*WORK INSTRUCTION*.
Repeat the whole of the data, keeping every detail the same.
=== Begin Enclosure ===
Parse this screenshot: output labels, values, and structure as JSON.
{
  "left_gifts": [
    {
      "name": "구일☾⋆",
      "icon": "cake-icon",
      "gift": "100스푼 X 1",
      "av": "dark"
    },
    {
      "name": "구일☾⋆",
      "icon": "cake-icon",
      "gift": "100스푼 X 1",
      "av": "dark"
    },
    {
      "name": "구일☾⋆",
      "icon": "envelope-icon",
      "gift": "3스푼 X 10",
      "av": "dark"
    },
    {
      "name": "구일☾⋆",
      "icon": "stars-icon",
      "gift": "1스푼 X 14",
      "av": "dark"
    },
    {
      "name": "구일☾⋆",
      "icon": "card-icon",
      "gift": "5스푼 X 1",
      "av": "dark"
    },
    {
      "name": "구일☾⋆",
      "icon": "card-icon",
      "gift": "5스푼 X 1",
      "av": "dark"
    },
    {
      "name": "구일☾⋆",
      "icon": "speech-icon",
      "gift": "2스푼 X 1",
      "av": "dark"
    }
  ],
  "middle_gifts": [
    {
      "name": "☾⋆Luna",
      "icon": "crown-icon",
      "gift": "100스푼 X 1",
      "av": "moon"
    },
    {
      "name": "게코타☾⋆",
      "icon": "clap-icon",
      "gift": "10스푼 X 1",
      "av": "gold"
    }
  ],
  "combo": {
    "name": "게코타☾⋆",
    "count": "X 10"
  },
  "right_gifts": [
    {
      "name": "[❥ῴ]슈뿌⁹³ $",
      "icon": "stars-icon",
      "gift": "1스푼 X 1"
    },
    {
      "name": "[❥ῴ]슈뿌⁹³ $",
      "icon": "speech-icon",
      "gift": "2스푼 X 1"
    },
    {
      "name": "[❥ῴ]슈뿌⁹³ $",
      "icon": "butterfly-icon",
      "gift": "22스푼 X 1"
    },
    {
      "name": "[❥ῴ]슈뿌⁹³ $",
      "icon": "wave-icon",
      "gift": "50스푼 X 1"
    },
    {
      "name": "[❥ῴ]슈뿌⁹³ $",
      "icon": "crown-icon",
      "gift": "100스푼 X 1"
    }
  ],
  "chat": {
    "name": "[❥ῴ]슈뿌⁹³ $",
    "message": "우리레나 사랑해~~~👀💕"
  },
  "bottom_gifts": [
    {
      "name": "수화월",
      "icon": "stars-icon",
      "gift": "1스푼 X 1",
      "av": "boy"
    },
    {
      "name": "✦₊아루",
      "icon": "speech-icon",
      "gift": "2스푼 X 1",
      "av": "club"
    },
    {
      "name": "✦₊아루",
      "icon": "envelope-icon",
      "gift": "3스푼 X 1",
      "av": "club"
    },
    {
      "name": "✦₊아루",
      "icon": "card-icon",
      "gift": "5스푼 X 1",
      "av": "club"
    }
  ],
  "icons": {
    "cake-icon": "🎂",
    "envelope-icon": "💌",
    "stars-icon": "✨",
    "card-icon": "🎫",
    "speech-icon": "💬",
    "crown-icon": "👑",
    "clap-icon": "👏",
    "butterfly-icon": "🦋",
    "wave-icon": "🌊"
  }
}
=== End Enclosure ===
*SOLVED PROBLEM*.
Parse this screenshot: output labels, values, and structure as JSON.
{
  "left_gifts": [
    {
      "name": "구일☾⋆",
      "icon": "cake-icon",
      "gift": "100스푼 X 1",
      "av": "dark"
    },
    {
      "name": "구일☾⋆",
      "icon": "cake-icon",
      "gift": "100스푼 X 1",
      "av": "dark"
    },
    {
      "name": "구일☾⋆",
      "icon": "envelope-icon",
      "gift": "3스푼 X 10",
      "av": "dark"
    },
    {
      "name": "구일☾⋆",
      "icon": "stars-icon",
      "gift": "1스푼 X 14",
      "av": "dark"
    },
    {
      "name": "구일☾⋆",
      "icon": "card-icon",
      "gift": "5스푼 X 1",
      "av": "dark"
    },
    {
      "name": "구일☾⋆",
      "icon": "card-icon",
      "gift": "5스푼 X 1",
      "av": "dark"
    },
    {
      "name": "구일☾⋆",
      "icon": "speech-icon",
      "gift": "2스푼 X 1",
      "av": "dark"
    }
  ],
  "middle_gifts": [
    {
      "name": "☾⋆Luna",
      "icon": "crown-icon",
      "gift": "100스푼 X 1",
      "av": "moon"
    },
    {
      "name": "게코타☾⋆",
      "icon": "clap-icon",
      "gift": "10스푼 X 1",
      "av": "gold"
    }
  ],
  "combo": {
    "name": "게코타☾⋆",
    "count": "X 10"
  },
  "right_gifts": [
    {
      "name": "[❥ῴ]슈뿌⁹³ $",
      "icon": "stars-icon",
      "gift": "1스푼 X 1"
    },
    {
      "name": "[❥ῴ]슈뿌⁹³ $",
      "icon": "speech-icon",
      "gift": "2스푼 X 1"
    },
    {
      "name": "[❥ῴ]슈뿌⁹³ $",
      "icon": "butterfly-icon",
      "gift": "22스푼 X 1"
    },
    {
      "name": "[❥ῴ]슈뿌⁹³ $",
      "icon": "wave-icon",
      "gift": "50스푼 X 1"
    },
    {
      "name": "[❥ῴ]슈뿌⁹³ $",
      "icon": "crown-icon",
      "gift": "100스푼 X 1"
    }
  ],
  "chat": {
    "name": "[❥ῴ]슈뿌⁹³ $",
    "message": "우리레나 사랑해~~~👀💕"
  },
  "bottom_gifts": [
    {
      "name": "수화월",
      "icon": "stars-icon",
      "gift": "1스푼 X 1",
      "av": "boy"
    },
    {
      "name": "✦₊아루",
      "icon": "speech-icon",
      "gift": "2스푼 X 1",
      "av": "club"
    },
    {
      "name": "✦₊아루",
      "icon": "envelope-icon",
      "gift": "3스푼 X 1",
      "av": "club"
    },
    {
      "name": "✦₊아루",
      "icon": "card-icon",
      "gift": "5스푼 X 1",
      "av": "club"
    }
  ],
  "icons": {
    "cake-icon": "🎂",
    "envelope-icon": "💌",
    "stars-icon": "✨",
    "card-icon": "🎫",
    "speech-icon": "💬",
    "crown-icon": "👑",
    "clap-icon": "👏",
    "butterfly-icon": "🦋",
    "wave-icon": "🌊"
  }
}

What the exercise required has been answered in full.